**WHAT THIS TASK INVOLVES**
Find and copy each line of the data that includes "image".

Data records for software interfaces
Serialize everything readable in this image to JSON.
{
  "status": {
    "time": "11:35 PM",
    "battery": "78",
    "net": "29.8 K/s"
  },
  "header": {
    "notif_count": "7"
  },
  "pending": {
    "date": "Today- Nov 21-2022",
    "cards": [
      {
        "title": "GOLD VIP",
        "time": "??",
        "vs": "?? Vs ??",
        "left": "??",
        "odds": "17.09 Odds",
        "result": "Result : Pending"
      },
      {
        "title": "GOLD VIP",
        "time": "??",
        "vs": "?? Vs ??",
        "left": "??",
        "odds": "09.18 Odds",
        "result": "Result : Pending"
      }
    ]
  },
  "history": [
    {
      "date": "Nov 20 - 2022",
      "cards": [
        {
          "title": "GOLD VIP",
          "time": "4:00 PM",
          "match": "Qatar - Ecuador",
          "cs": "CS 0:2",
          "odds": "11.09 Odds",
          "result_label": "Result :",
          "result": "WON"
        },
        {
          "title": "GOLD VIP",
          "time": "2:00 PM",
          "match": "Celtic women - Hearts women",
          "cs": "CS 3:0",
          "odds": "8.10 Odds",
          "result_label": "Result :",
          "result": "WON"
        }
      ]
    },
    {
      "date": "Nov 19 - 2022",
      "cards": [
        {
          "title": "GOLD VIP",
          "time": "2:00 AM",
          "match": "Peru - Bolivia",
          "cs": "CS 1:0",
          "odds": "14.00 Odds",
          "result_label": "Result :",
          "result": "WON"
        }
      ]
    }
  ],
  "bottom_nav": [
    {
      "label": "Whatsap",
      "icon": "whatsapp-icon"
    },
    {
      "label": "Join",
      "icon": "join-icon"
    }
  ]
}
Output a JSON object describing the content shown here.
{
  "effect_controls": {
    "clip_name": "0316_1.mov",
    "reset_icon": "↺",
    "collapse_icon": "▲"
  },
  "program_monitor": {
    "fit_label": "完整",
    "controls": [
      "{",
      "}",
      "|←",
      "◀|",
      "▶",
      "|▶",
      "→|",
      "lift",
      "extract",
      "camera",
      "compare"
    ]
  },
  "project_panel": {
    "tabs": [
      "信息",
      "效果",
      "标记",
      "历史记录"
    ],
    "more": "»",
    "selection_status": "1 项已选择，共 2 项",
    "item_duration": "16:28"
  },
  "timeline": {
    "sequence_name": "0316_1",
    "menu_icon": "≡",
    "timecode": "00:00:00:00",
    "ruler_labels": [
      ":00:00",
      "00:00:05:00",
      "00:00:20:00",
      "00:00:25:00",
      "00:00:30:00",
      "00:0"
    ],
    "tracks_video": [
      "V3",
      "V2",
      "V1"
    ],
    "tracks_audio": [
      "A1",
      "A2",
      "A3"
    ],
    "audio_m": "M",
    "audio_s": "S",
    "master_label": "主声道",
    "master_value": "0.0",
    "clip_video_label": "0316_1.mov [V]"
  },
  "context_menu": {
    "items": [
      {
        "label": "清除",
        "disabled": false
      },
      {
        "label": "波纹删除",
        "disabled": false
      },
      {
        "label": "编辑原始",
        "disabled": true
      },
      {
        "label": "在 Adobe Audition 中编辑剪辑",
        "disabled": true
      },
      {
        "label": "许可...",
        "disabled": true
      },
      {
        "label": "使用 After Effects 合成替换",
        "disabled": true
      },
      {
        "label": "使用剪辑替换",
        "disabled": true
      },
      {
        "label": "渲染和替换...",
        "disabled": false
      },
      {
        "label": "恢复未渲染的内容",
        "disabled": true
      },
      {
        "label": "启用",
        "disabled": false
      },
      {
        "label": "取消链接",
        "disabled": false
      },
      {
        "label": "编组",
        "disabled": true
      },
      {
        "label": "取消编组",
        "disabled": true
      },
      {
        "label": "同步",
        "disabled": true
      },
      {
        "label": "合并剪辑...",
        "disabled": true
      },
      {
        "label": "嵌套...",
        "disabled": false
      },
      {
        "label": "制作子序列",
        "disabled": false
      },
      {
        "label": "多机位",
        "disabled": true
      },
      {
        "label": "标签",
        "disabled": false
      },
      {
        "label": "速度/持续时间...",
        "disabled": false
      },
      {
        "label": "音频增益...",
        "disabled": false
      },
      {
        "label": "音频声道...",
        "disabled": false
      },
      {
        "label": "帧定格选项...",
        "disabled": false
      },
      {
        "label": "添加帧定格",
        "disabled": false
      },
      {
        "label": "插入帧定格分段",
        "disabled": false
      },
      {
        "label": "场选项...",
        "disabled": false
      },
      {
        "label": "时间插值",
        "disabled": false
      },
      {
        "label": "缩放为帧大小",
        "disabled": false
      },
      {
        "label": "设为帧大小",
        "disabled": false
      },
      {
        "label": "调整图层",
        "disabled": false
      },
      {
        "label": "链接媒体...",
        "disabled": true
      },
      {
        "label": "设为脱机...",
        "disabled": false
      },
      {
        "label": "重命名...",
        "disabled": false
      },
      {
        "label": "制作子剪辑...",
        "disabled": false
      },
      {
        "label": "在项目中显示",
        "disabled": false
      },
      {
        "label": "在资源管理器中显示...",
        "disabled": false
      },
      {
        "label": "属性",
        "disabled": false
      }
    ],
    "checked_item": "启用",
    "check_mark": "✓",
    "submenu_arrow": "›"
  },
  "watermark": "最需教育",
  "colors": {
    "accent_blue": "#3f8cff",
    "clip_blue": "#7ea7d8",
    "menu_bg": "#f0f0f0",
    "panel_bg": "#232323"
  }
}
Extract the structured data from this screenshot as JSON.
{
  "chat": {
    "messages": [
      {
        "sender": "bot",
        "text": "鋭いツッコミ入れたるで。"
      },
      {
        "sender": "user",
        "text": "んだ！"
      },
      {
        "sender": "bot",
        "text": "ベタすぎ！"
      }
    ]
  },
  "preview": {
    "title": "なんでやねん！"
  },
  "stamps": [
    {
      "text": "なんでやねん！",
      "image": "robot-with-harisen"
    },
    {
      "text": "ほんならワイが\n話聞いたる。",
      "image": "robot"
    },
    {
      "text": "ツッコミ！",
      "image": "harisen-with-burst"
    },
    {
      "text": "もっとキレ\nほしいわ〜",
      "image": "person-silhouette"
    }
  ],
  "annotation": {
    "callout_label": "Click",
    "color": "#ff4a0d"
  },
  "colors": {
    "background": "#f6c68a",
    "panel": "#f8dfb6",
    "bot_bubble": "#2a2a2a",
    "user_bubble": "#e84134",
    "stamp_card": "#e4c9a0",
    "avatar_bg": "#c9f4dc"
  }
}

**ANSWER BOX**
Serialize everything readable in this image to JSON.
      "image": "robot-with-harisen"
      "image": "robot"
      "image": "harisen-with-burst"
      "image": "person-silhouette"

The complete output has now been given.